So open to doubt, bring mindfulness to bear on the mind. What does the mind do when it's faced with uncertainty? In this way, when we've stopped fighting it - when we've worked through our backlog of resistance to it - the intelligence can function normally. It's like the intelligence that tells you that if you're too hot, it's because you've got too many clothes on. If you're in touch with your body, if you're mindful of your body, then intelligence will tell you to take some clothes off. Nobody else has to come along and tell you, your natural intelligence will tell you. Likewise with fear of uncertainties. If we work through the backlog, we're able to be clear, to be with it in its raw condition as it arises. And then natural intelligence says, 'Hanging on to doubt with fear is not helping you.' You feel that, you know that.

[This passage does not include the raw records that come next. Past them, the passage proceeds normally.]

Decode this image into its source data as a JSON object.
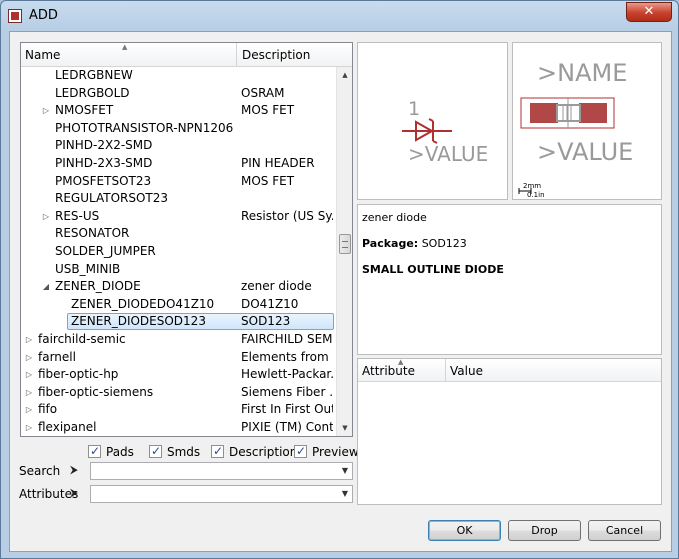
{
  "window": {
    "title": "ADD",
    "close_label": "✕"
  },
  "tree": {
    "columns": {
      "name": "Name",
      "description": "Description"
    },
    "rows": [
      {
        "name": "LEDRGBNEW",
        "desc": "",
        "level": 2,
        "expander": ""
      },
      {
        "name": "LEDRGBOLD",
        "desc": "OSRAM",
        "level": 2,
        "expander": ""
      },
      {
        "name": "NMOSFET",
        "desc": "MOS FET",
        "level": 2,
        "expander": "▷"
      },
      {
        "name": "PHOTOTRANSISTOR-NPN1206",
        "desc": "",
        "level": 2,
        "expander": ""
      },
      {
        "name": "PINHD-2X2-SMD",
        "desc": "",
        "level": 2,
        "expander": ""
      },
      {
        "name": "PINHD-2X3-SMD",
        "desc": "PIN HEADER",
        "level": 2,
        "expander": ""
      },
      {
        "name": "PMOSFETSOT23",
        "desc": "MOS FET",
        "level": 2,
        "expander": ""
      },
      {
        "name": "REGULATORSOT23",
        "desc": "",
        "level": 2,
        "expander": ""
      },
      {
        "name": "RES-US",
        "desc": "Resistor (US Sy...",
        "level": 2,
        "expander": "▷"
      },
      {
        "name": "RESONATOR",
        "desc": "",
        "level": 2,
        "expander": ""
      },
      {
        "name": "SOLDER_JUMPER",
        "desc": "",
        "level": 2,
        "expander": ""
      },
      {
        "name": "USB_MINIB",
        "desc": "",
        "level": 2,
        "expander": ""
      },
      {
        "name": "ZENER_DIODE",
        "desc": "zener diode",
        "level": 2,
        "expander": "◢"
      },
      {
        "name": "ZENER_DIODEDO41Z10",
        "desc": "DO41Z10",
        "level": 3,
        "expander": ""
      },
      {
        "name": "ZENER_DIODESOD123",
        "desc": "SOD123",
        "level": 3,
        "expander": "",
        "selected": true
      },
      {
        "name": "fairchild-semic",
        "desc": "FAIRCHILD SEM...",
        "level": 1,
        "expander": "▷"
      },
      {
        "name": "farnell",
        "desc": "Elements from ...",
        "level": 1,
        "expander": "▷"
      },
      {
        "name": "fiber-optic-hp",
        "desc": "Hewlett-Packar...",
        "level": 1,
        "expander": "▷"
      },
      {
        "name": "fiber-optic-siemens",
        "desc": "Siemens Fiber ...",
        "level": 1,
        "expander": "▷"
      },
      {
        "name": "fifo",
        "desc": "First In First Out...",
        "level": 1,
        "expander": "▷"
      },
      {
        "name": "flexipanel",
        "desc": "PIXIE (TM) Cont...",
        "level": 1,
        "expander": "▷"
      }
    ]
  },
  "filters": {
    "pads": "Pads",
    "smds": "Smds",
    "description": "Description",
    "preview": "Preview",
    "pads_checked": true,
    "smds_checked": true,
    "description_checked": true,
    "preview_checked": true
  },
  "search": {
    "label": "Search",
    "value": ""
  },
  "attributes_filter": {
    "label": "Attributes",
    "value": ""
  },
  "symbol_preview": {
    "pin_number": "1",
    "value_text": ">VALUE",
    "color": "#b03030"
  },
  "package_preview": {
    "name_text": ">NAME",
    "value_text": ">VALUE",
    "scale_mm": "2mm",
    "scale_in": "0.1in"
  },
  "details": {
    "title": "zener diode",
    "package_label": "Package:",
    "package_value": "SOD123",
    "long_desc": "SMALL OUTLINE DIODE"
  },
  "attribute_table": {
    "col_attribute": "Attribute",
    "col_value": "Value"
  },
  "buttons": {
    "ok": "OK",
    "drop": "Drop",
    "cancel": "Cancel"
  }
}
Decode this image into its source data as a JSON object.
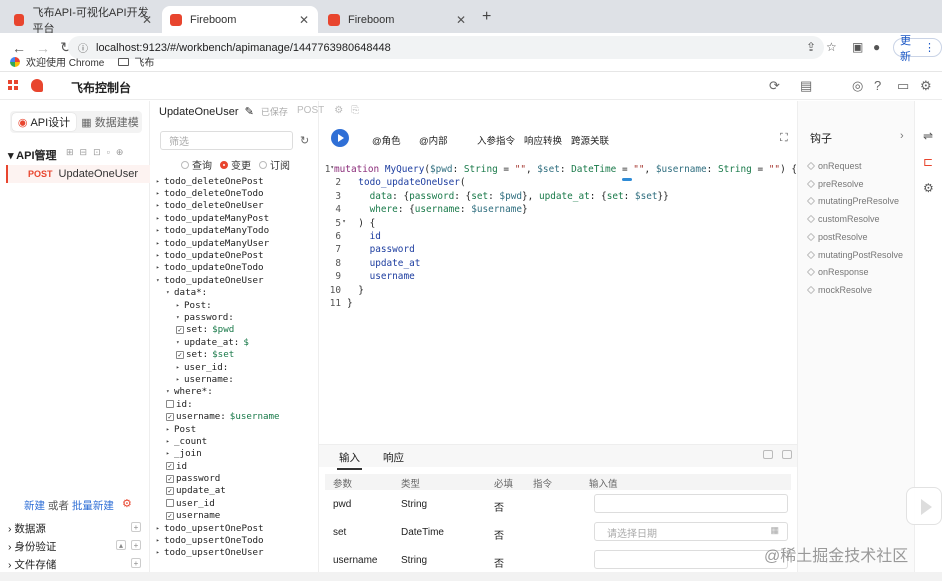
{
  "browser": {
    "tabs": [
      {
        "title": "飞布API-可视化API开发平台",
        "active": false
      },
      {
        "title": "Fireboom",
        "active": true
      },
      {
        "title": "Fireboom",
        "active": false
      }
    ],
    "url": "localhost:9123/#/workbench/apimanage/1447763980648448",
    "update_label": "更新",
    "bookmarks": [
      {
        "label": "欢迎使用 Chrome",
        "icon": "chrome-icon"
      },
      {
        "label": "飞布",
        "icon": "folder-icon"
      }
    ]
  },
  "app": {
    "title": "飞布控制台",
    "accent_color": "#e8452e"
  },
  "sidebar": {
    "tabs": [
      "API设计",
      "数据建模"
    ],
    "section_title": "API管理",
    "api_item": {
      "method": "POST",
      "name": "UpdateOneUser"
    },
    "new_link": "新建",
    "or_text": " 或者 ",
    "batch_link": "批量新建",
    "sections": [
      "数据源",
      "身份验证",
      "文件存储"
    ]
  },
  "operation": {
    "name": "UpdateOneUser",
    "status": "已保存",
    "method": "POST",
    "save_label": "保存"
  },
  "explorer": {
    "filter_placeholder": "筛选",
    "op_types": [
      "查询",
      "变更",
      "订阅"
    ],
    "tree": [
      {
        "depth": 0,
        "arrow": "▸",
        "text": "todo_deleteOnePost"
      },
      {
        "depth": 0,
        "arrow": "▸",
        "text": "todo_deleteOneTodo"
      },
      {
        "depth": 0,
        "arrow": "▸",
        "text": "todo_deleteOneUser"
      },
      {
        "depth": 0,
        "arrow": "▸",
        "text": "todo_updateManyPost"
      },
      {
        "depth": 0,
        "arrow": "▸",
        "text": "todo_updateManyTodo"
      },
      {
        "depth": 0,
        "arrow": "▸",
        "text": "todo_updateManyUser"
      },
      {
        "depth": 0,
        "arrow": "▸",
        "text": "todo_updateOnePost"
      },
      {
        "depth": 0,
        "arrow": "▸",
        "text": "todo_updateOneTodo"
      },
      {
        "depth": 0,
        "arrow": "▾",
        "text": "todo_updateOneUser"
      },
      {
        "depth": 1,
        "arrow": "▾",
        "text": "data*:"
      },
      {
        "depth": 2,
        "arrow": "▸",
        "text": "Post:"
      },
      {
        "depth": 2,
        "arrow": "▾",
        "text": "password:"
      },
      {
        "depth": 2,
        "cb": "chk",
        "text": "set:",
        "var": "$pwd"
      },
      {
        "depth": 2,
        "arrow": "▾",
        "text": "update_at:",
        "var": "$"
      },
      {
        "depth": 2,
        "cb": "chk",
        "text": "set:",
        "var": "$set"
      },
      {
        "depth": 2,
        "arrow": "▸",
        "text": "user_id:"
      },
      {
        "depth": 2,
        "arrow": "▸",
        "text": "username:"
      },
      {
        "depth": 1,
        "arrow": "▾",
        "text": "where*:"
      },
      {
        "depth": 1,
        "cb": "off",
        "text": "id:"
      },
      {
        "depth": 1,
        "cb": "chk",
        "text": "username:",
        "var": "$username"
      },
      {
        "depth": 1,
        "arrow": "▸",
        "text": "Post"
      },
      {
        "depth": 1,
        "arrow": "▸",
        "text": "_count"
      },
      {
        "depth": 1,
        "arrow": "▸",
        "text": "_join"
      },
      {
        "depth": 1,
        "cb": "chk",
        "text": "id"
      },
      {
        "depth": 1,
        "cb": "chk",
        "text": "password"
      },
      {
        "depth": 1,
        "cb": "chk",
        "text": "update_at"
      },
      {
        "depth": 1,
        "cb": "off",
        "text": "user_id"
      },
      {
        "depth": 1,
        "cb": "chk",
        "text": "username"
      },
      {
        "depth": 0,
        "arrow": "▸",
        "text": "todo_upsertOnePost"
      },
      {
        "depth": 0,
        "arrow": "▸",
        "text": "todo_upsertOneTodo"
      },
      {
        "depth": 0,
        "arrow": "▸",
        "text": "todo_upsertOneUser"
      }
    ]
  },
  "editor": {
    "toolbar": [
      "@角色",
      "@内部",
      "入参指令",
      "响应转换",
      "跨源关联"
    ],
    "code": [
      {
        "n": "1",
        "fold": "▾",
        "html": "<span class=\"kw\">mutation</span> <span class=\"fn\">MyQuery</span>(<span class=\"vr\">$pwd</span>: <span class=\"ty\">String</span> = <span class=\"str\">\"\"</span>, <span class=\"vr\">$set</span>: <span class=\"ty\">DateTime</span> = <span class=\"str\">\"\"</span>, <span class=\"vr\">$username</span>: <span class=\"ty\">String</span> = <span class=\"str\">\"\"</span>) {"
      },
      {
        "n": "2",
        "fold": "",
        "html": "  <span class=\"fn\">todo_updateOneUser</span>("
      },
      {
        "n": "3",
        "fold": "",
        "html": "    <span class=\"ty\">data</span>: {<span class=\"ty\">password</span>: {<span class=\"ty\">set</span>: <span class=\"vr\">$pwd</span>}, <span class=\"ty\">update_at</span>: {<span class=\"ty\">set</span>: <span class=\"vr\">$set</span>}}"
      },
      {
        "n": "4",
        "fold": "",
        "html": "    <span class=\"ty\">where</span>: {<span class=\"ty\">username</span>: <span class=\"vr\">$username</span>}"
      },
      {
        "n": "5",
        "fold": "▾",
        "html": "  ) {"
      },
      {
        "n": "6",
        "fold": "",
        "html": "    <span class=\"fn\">id</span>"
      },
      {
        "n": "7",
        "fold": "",
        "html": "    <span class=\"fn\">password</span>"
      },
      {
        "n": "8",
        "fold": "",
        "html": "    <span class=\"fn\">update_at</span>"
      },
      {
        "n": "9",
        "fold": "",
        "html": "    <span class=\"fn\">username</span>"
      },
      {
        "n": "10",
        "fold": "",
        "html": "  }"
      },
      {
        "n": "11",
        "fold": "",
        "html": "}"
      }
    ]
  },
  "params": {
    "tabs": [
      "输入",
      "响应"
    ],
    "columns": [
      "参数",
      "类型",
      "必填",
      "指令",
      "输入值"
    ],
    "rows": [
      {
        "name": "pwd",
        "type": "String",
        "required": "否",
        "placeholder": ""
      },
      {
        "name": "set",
        "type": "DateTime",
        "required": "否",
        "placeholder": "请选择日期"
      },
      {
        "name": "username",
        "type": "String",
        "required": "否",
        "placeholder": ""
      }
    ]
  },
  "hooks": {
    "title": "钩子",
    "items": [
      "onRequest",
      "preResolve",
      "mutatingPreResolve",
      "customResolve",
      "postResolve",
      "mutatingPostResolve",
      "onResponse",
      "mockResolve"
    ]
  },
  "watermark": "@稀土掘金技术社区"
}
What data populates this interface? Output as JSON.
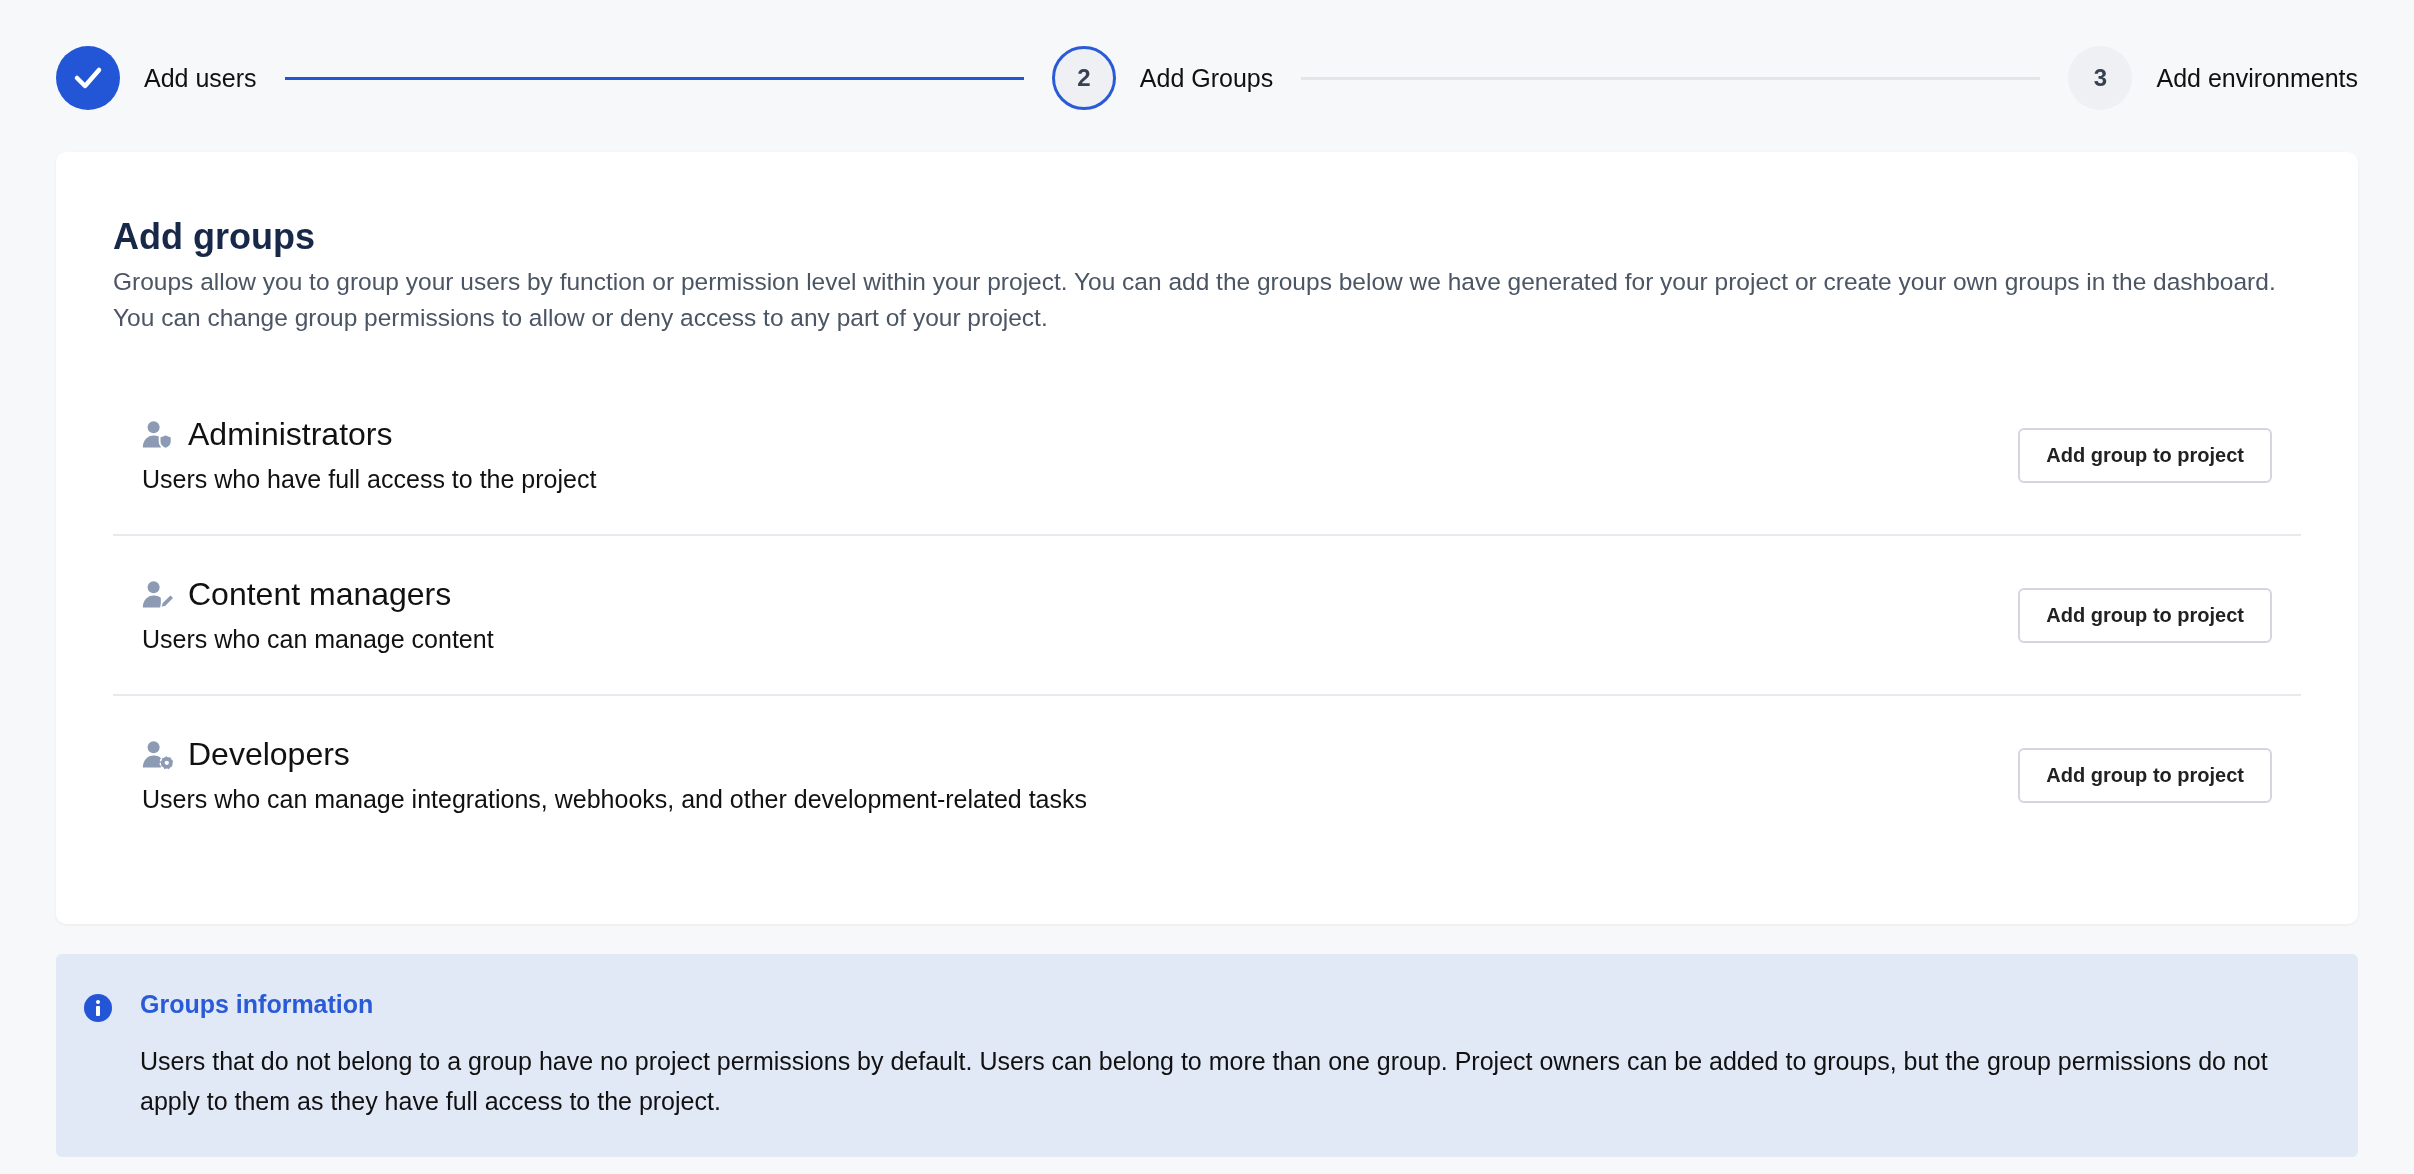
{
  "stepper": [
    {
      "label": "Add users",
      "completed": true,
      "selected": false
    },
    {
      "label": "Add Groups",
      "number": "2",
      "completed": false,
      "selected": true
    },
    {
      "label": "Add environments",
      "number": "3",
      "completed": false,
      "selected": false
    }
  ],
  "panel": {
    "title": "Add groups",
    "description": "Groups allow you to group your users by function or permission level within your project. You can add the groups below we have generated for your project or create your own groups in the dashboard. You can change group permissions to allow or deny access to any part of your project.",
    "groups": [
      {
        "kind": "shield",
        "name": "Administrators",
        "description": "Users who have full access to the project",
        "button": "Add group to project"
      },
      {
        "kind": "pen",
        "name": "Content managers",
        "description": "Users who can manage content",
        "button": "Add group to project"
      },
      {
        "kind": "gear",
        "name": "Developers",
        "description": "Users who can manage integrations, webhooks, and other development-related tasks",
        "button": "Add group to project"
      }
    ]
  },
  "info": {
    "title": "Groups information",
    "text": "Users that do not belong to a group have no project permissions by default. Users can belong to more than one group. Project owners can be added to groups, but the group permissions do not apply to them as they have full access to the project."
  }
}
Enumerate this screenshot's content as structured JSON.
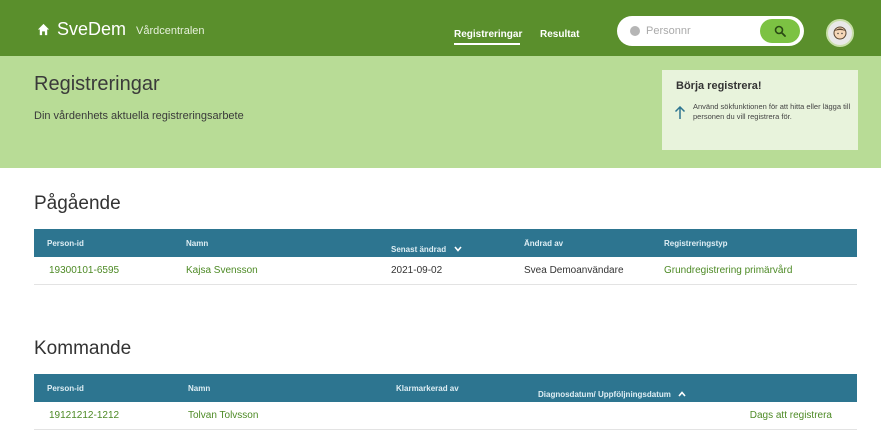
{
  "brand": {
    "name": "SveDem",
    "unit": "Vårdcentralen",
    "home_icon": "home-icon"
  },
  "nav": {
    "registreringar": "Registreringar",
    "resultat": "Resultat"
  },
  "search": {
    "placeholder": "Personnr",
    "info_icon": "info-icon",
    "button_icon": "search-icon"
  },
  "user": {
    "avatar_icon": "user-avatar-icon"
  },
  "hero": {
    "title": "Registreringar",
    "subtitle": "Din vårdenhets aktuella registreringsarbete",
    "tip_title": "Börja registrera!",
    "tip_text": "Använd sökfunktionen för att hitta eller lägga till personen du vill registrera för."
  },
  "pagaende": {
    "title": "Pågående",
    "columns": [
      "Person-id",
      "Namn",
      "Senast ändrad",
      "Ändrad av",
      "Registreringstyp"
    ],
    "sort_indicator": "chevron-down",
    "rows": [
      {
        "person_id": "19300101-6595",
        "namn": "Kajsa Svensson",
        "senast_andrad": "2021-09-02",
        "andrad_av": "Svea Demoanvändare",
        "typ": "Grundregistrering primärvård"
      }
    ]
  },
  "kommande": {
    "title": "Kommande",
    "columns": [
      "Person-id",
      "Namn",
      "Klarmarkerad av",
      "Diagnosdatum/ Uppföljningsdatum"
    ],
    "sort_indicator": "chevron-up",
    "rows": [
      {
        "person_id": "19121212-1212",
        "namn": "Tolvan Tolvsson",
        "klarmarkerad_av": "",
        "status": "Dags att registrera"
      }
    ]
  },
  "colors": {
    "nav": "#5a8f2c",
    "hero": "#b8dc96",
    "table_header": "#2d7590",
    "link": "#4d8a25",
    "search_button": "#7cc243"
  }
}
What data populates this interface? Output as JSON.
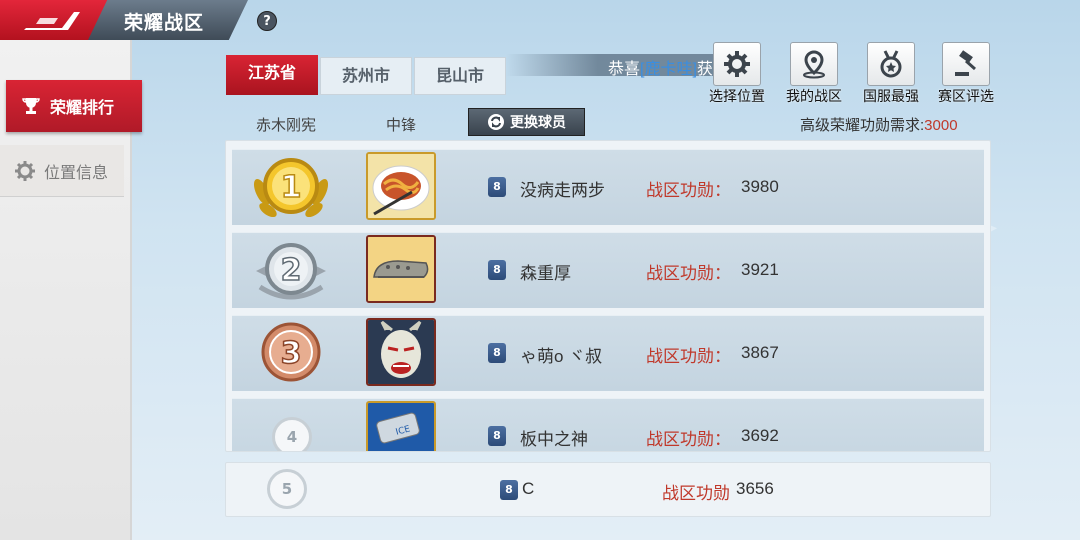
{
  "header": {
    "title": "荣耀战区",
    "help_label": "?"
  },
  "sidebar": {
    "items": [
      {
        "label": "荣耀排行",
        "active": true,
        "icon": "trophy-icon"
      },
      {
        "label": "位置信息",
        "active": false,
        "icon": "gear-icon"
      }
    ]
  },
  "tabs": [
    {
      "label": "江苏省",
      "active": true
    },
    {
      "label": "苏州市",
      "active": false
    },
    {
      "label": "昆山市",
      "active": false
    }
  ],
  "ticker": {
    "prefix": "恭喜",
    "highlight": "[鹿卡哇]",
    "suffix": "获"
  },
  "top_buttons": [
    {
      "label": "选择位置",
      "icon": "gear-icon"
    },
    {
      "label": "我的战区",
      "icon": "map-pin-icon"
    },
    {
      "label": "国服最强",
      "icon": "medal-icon"
    },
    {
      "label": "赛区评选",
      "icon": "gavel-icon"
    }
  ],
  "player": {
    "name": "赤木刚宪",
    "position": "中锋",
    "swap_label": "更换球员"
  },
  "requirement": {
    "label": "高级荣耀功勋需求:",
    "value": "3000"
  },
  "rankings": [
    {
      "rank": "1",
      "name": "没病走两步",
      "merit_label": "战区功勋：",
      "merit": "3980",
      "avatar": "noodles",
      "badge": "8"
    },
    {
      "rank": "2",
      "name": "森重厚",
      "merit_label": "战区功勋：",
      "merit": "3921",
      "avatar": "shoe",
      "badge": "8"
    },
    {
      "rank": "3",
      "name": "ゃ萌o ヾ叔",
      "merit_label": "战区功勋：",
      "merit": "3867",
      "avatar": "mask",
      "badge": "8"
    },
    {
      "rank": "4",
      "name": "板中之神",
      "merit_label": "战区功勋：",
      "merit": "3692",
      "avatar": "can",
      "badge": "8"
    }
  ],
  "self": {
    "rank": "5",
    "name": "C",
    "merit_label": "战区功勋",
    "merit": "3656",
    "badge": "8"
  },
  "colors": {
    "accent_red": "#d92434",
    "merit_red": "#c0392b",
    "highlight_blue": "#3a8ee0"
  }
}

And then letting go happens. You don't have to tell yourself to do it, it happens. This is insight. You understand the nature of doubt, you understand it for what it is. This understanding came because of doubt, and this under- standing gives us trust.

This is where faith lies: it's through investigating confusion, and investigating doubt with mindfulness.

Try to keep it simple. Don't let practice become too complicated. So, for this evening, I offer these thoughts for your consideration.

Doubt may be an uncomfortable condition, but certainty is ridiculous! - Voltaire